Wednesday, May 13

Step 9 – The act of amends

“Made direct amends to such people wherever possible, except when to do so would injure them or others”

So, here we are at step 9. This is really the action step for the amends process. Step 9 is where you go to the people you need to make amends to and engage them. This really does mean that you physically go to them.

Too often we are tempted to think thoughts like:

They won’t accept my apology anyway

It’s TOO big of a hurt for just an “I’m sorry”

It’s too soon or they are still too hurt to hear me

This is your old mindset and sometimes it’s SO hard to get yourself out of it. That’s OK. You’re not a failure if you think these things, or even if you act on these thoughts. It just means that you’re normal.

All people act, at times, from the motivation to avoid hurt and pain. Step 9 is about pushing though that in times when it matters.

The difference between step 8 and step 9 is the personal action component. In step 8 you are really talking to yourself. Now, in step 9, you are talking with another person. Someone that you’ve hurt. Someone that might not really like you right now. Someone that might be hard to even approach at this time.

I have found, for me, that simply making the initial effort to reach out with an apology, oftentimes, completely changes that other person. Keep in mind that a heartfelt apology can be life changing for anyone. How do you feel when someone that has hurt you makes the attempt? Sure, you may not WANT to hear it right now, but it will hit your heart as you come to realize how HARD that first step sometimes is.

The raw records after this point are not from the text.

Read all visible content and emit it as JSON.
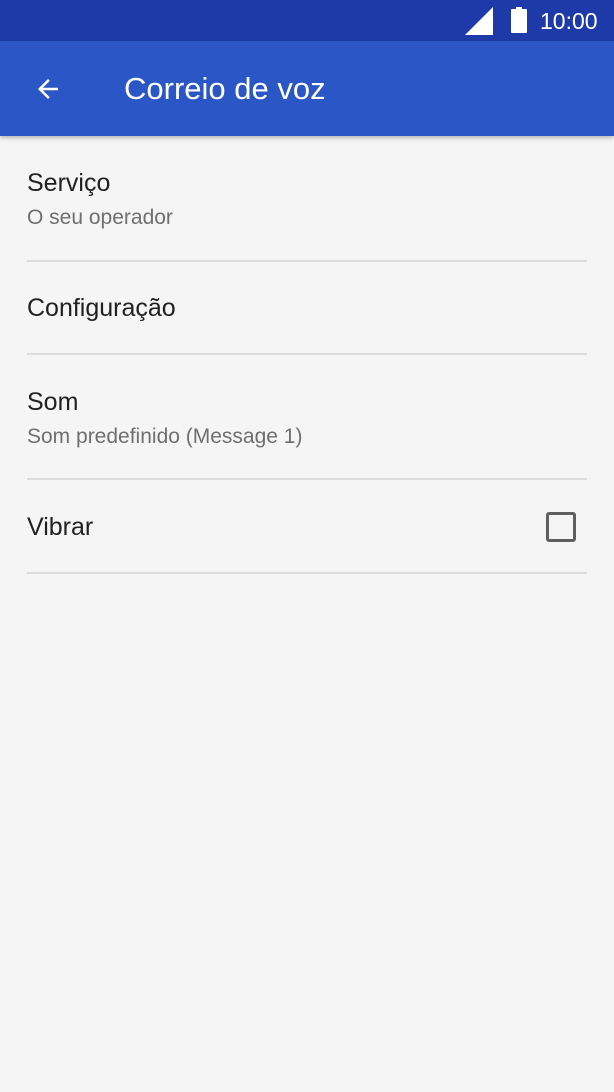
{
  "status_bar": {
    "time": "10:00",
    "icons": [
      "cell-signal-icon",
      "battery-icon"
    ]
  },
  "app_bar": {
    "title": "Correio de voz",
    "back_icon": "arrow-back-icon"
  },
  "settings": {
    "items": [
      {
        "primary": "Serviço",
        "secondary": "O seu operador"
      },
      {
        "primary": "Configuração"
      },
      {
        "primary": "Som",
        "secondary": "Som predefinido (Message 1)"
      },
      {
        "primary": "Vibrar",
        "checked": false
      }
    ]
  },
  "colors": {
    "status_bar": "#1d3aa8",
    "app_bar": "#2a56c6",
    "background": "#f5f5f5",
    "divider": "#dcdcdc",
    "primary_text": "#212121",
    "secondary_text": "#6f6f6f"
  }
}
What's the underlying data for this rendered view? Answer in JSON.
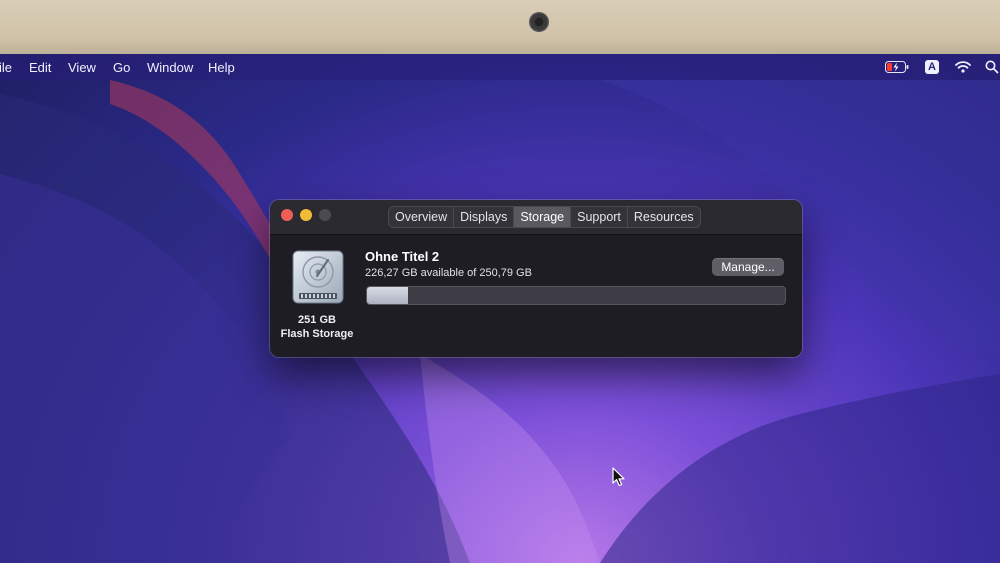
{
  "menubar": {
    "items": [
      "ile",
      "Edit",
      "View",
      "Go",
      "Window",
      "Help"
    ],
    "status_icons": [
      "battery-charging-icon",
      "input-source-icon",
      "wifi-icon",
      "spotlight-search-icon"
    ],
    "input_source_letter": "A"
  },
  "window": {
    "traffic_lights": [
      {
        "name": "close",
        "color": "#ee5e57"
      },
      {
        "name": "minimize",
        "color": "#f3bc36"
      },
      {
        "name": "zoom",
        "color": "#4d4b52"
      }
    ],
    "tabs": [
      {
        "label": "Overview",
        "active": false
      },
      {
        "label": "Displays",
        "active": false
      },
      {
        "label": "Storage",
        "active": true
      },
      {
        "label": "Support",
        "active": false
      },
      {
        "label": "Resources",
        "active": false
      }
    ],
    "storage": {
      "disk_icon": "hard-drive-icon",
      "capacity": "251 GB",
      "type": "Flash Storage",
      "volume_name": "Ohne Titel 2",
      "available_text": "226,27 GB available of 250,79 GB",
      "used_fraction": 0.0977,
      "manage_label": "Manage..."
    }
  },
  "colors": {
    "window_bg": "#222027",
    "titlebar_bg": "#2c2a31",
    "active_tab_bg": "#5a5861",
    "usage_bar": "#c2c6d1"
  }
}
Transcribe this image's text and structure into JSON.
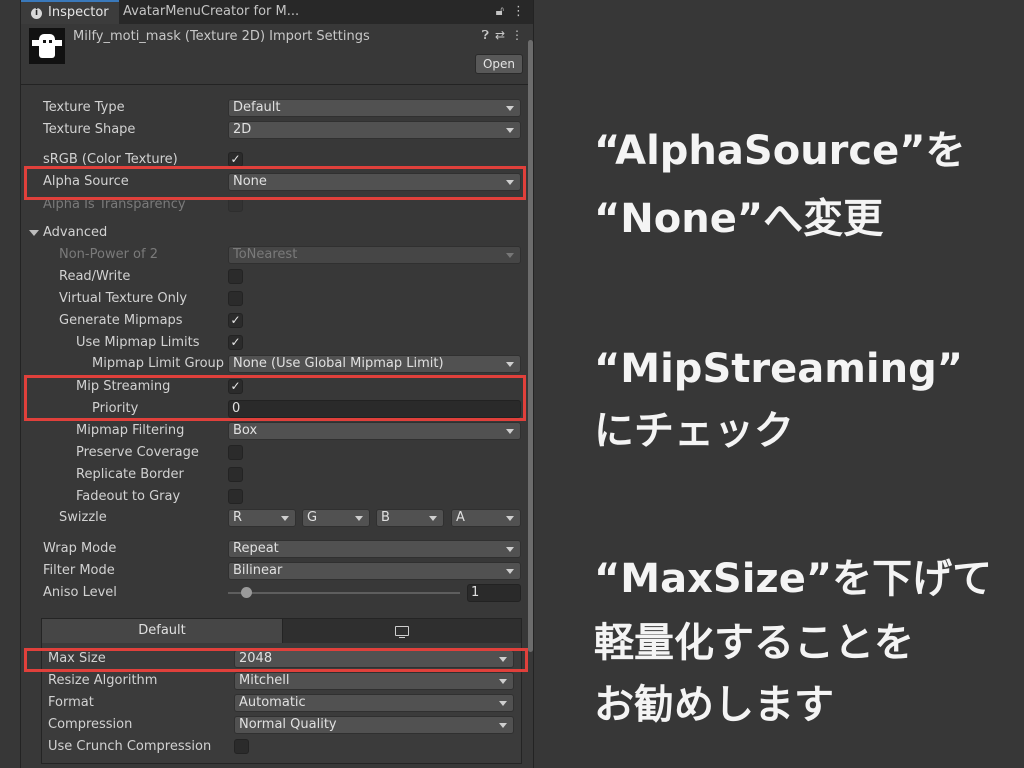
{
  "tabs": {
    "inspector": "Inspector",
    "other": "AvatarMenuCreator for M...",
    "lock_icon": "lock-icon",
    "more_icon": "kebab-menu-icon"
  },
  "header": {
    "title": "Milfy_moti_mask (Texture 2D) Import Settings",
    "help_icon": "help-icon",
    "settings_icon": "settings-sliders-icon",
    "open_button": "Open"
  },
  "settings": {
    "texture_type": {
      "label": "Texture Type",
      "value": "Default"
    },
    "texture_shape": {
      "label": "Texture Shape",
      "value": "2D"
    },
    "srgb": {
      "label": "sRGB (Color Texture)",
      "checked": true
    },
    "alpha_source": {
      "label": "Alpha Source",
      "value": "None"
    },
    "alpha_transparency": {
      "label": "Alpha Is Transparency",
      "checked": false
    },
    "advanced": {
      "label": "Advanced"
    },
    "npot": {
      "label": "Non-Power of 2",
      "value": "ToNearest"
    },
    "read_write": {
      "label": "Read/Write",
      "checked": false
    },
    "virtual_texture": {
      "label": "Virtual Texture Only",
      "checked": false
    },
    "generate_mipmaps": {
      "label": "Generate Mipmaps",
      "checked": true
    },
    "use_mipmap_limits": {
      "label": "Use Mipmap Limits",
      "checked": true
    },
    "mipmap_limit_group": {
      "label": "Mipmap Limit Group",
      "value": "None (Use Global Mipmap Limit)"
    },
    "mip_streaming": {
      "label": "Mip Streaming",
      "checked": true
    },
    "priority": {
      "label": "Priority",
      "value": "0"
    },
    "mipmap_filtering": {
      "label": "Mipmap Filtering",
      "value": "Box"
    },
    "preserve_coverage": {
      "label": "Preserve Coverage",
      "checked": false
    },
    "replicate_border": {
      "label": "Replicate Border",
      "checked": false
    },
    "fadeout_gray": {
      "label": "Fadeout to Gray",
      "checked": false
    },
    "swizzle": {
      "label": "Swizzle",
      "r": "R",
      "g": "G",
      "b": "B",
      "a": "A"
    },
    "wrap_mode": {
      "label": "Wrap Mode",
      "value": "Repeat"
    },
    "filter_mode": {
      "label": "Filter Mode",
      "value": "Bilinear"
    },
    "aniso_level": {
      "label": "Aniso Level",
      "value": "1"
    }
  },
  "platform": {
    "default_tab": "Default",
    "standalone_icon": "monitor-icon",
    "max_size": {
      "label": "Max Size",
      "value": "2048"
    },
    "resize_algorithm": {
      "label": "Resize Algorithm",
      "value": "Mitchell"
    },
    "format": {
      "label": "Format",
      "value": "Automatic"
    },
    "compression": {
      "label": "Compression",
      "value": "Normal Quality"
    },
    "crunch": {
      "label": "Use Crunch Compression",
      "checked": false
    }
  },
  "notes": {
    "alpha_line1": "“AlphaSource”を",
    "alpha_line2": "“None”へ変更",
    "mip_line1": "“MipStreaming”",
    "mip_line2": "にチェック",
    "max_line1": "“MaxSize”を下げて",
    "max_line2": "軽量化することを",
    "max_line3": "お勧めします"
  },
  "colors": {
    "highlight": "#e0403b",
    "panel": "#383838",
    "background": "#373737"
  }
}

As people, we like to hold on to our self righteousness. We LIKE to be right. An honest, sincere apology, in the face of hurt, shows humbleness and a willingness to admit that YOU WERE WRONG. That takes a lot of courage.

“Although these reparations take innumerable forms, there are some general principles which we find guiding. Reminding ourselves that we have decided to go to any lengths to find a spiritual experience, we ask that we be given strength and direction to do the right thing, no matter what the personal consequences may be. We may lose our position or reputation or face jail, but we are willing. We have to be. We must not shrink at anything.”
-A.A. Big Book

Notice something about this step. This step doesn’t require that your apology be accepted by that other person. That’s not what this is about. Demanding that someone accept your apology, or feeling frustration or failure that they didn’t is simply wrong. You can only control yourself. You can only do the right thing for yourself. If your apology is not received, then you have to be content with the fact that you’ve done your part.

The 12 steps are all about making YOU a better person. It’s not about changing everyone in your life. Sometimes, it’s not the right time and you find out the hard way. That’s OK. You’ll get better and discovering the “right” time the more often you make the attempts. Sometimes, you might bring about a bit of hurt with your apology. Maybe the other person has buried the hurt and tried to just forget about it. When you get in front of them and apologize, they have to re-feel the hurt again. Know that this is OK too.

A sincere apology is a powerful thing. It can bring together people that have been split apart for a long time. Most importantly, it can heal hearts and families. Now THAT is powerful.

A word of advice though, I keep saying that you need to make it a sincere and heartfelt apology. Don’t try to half-ass this step! An apology is shite if it doesn’t come from the heart and it will make things FAR worse than had you simply not done anything.

So, keep it real and bring it from your heart and watch the beauty and power of humble, heartfelt, sincere amends.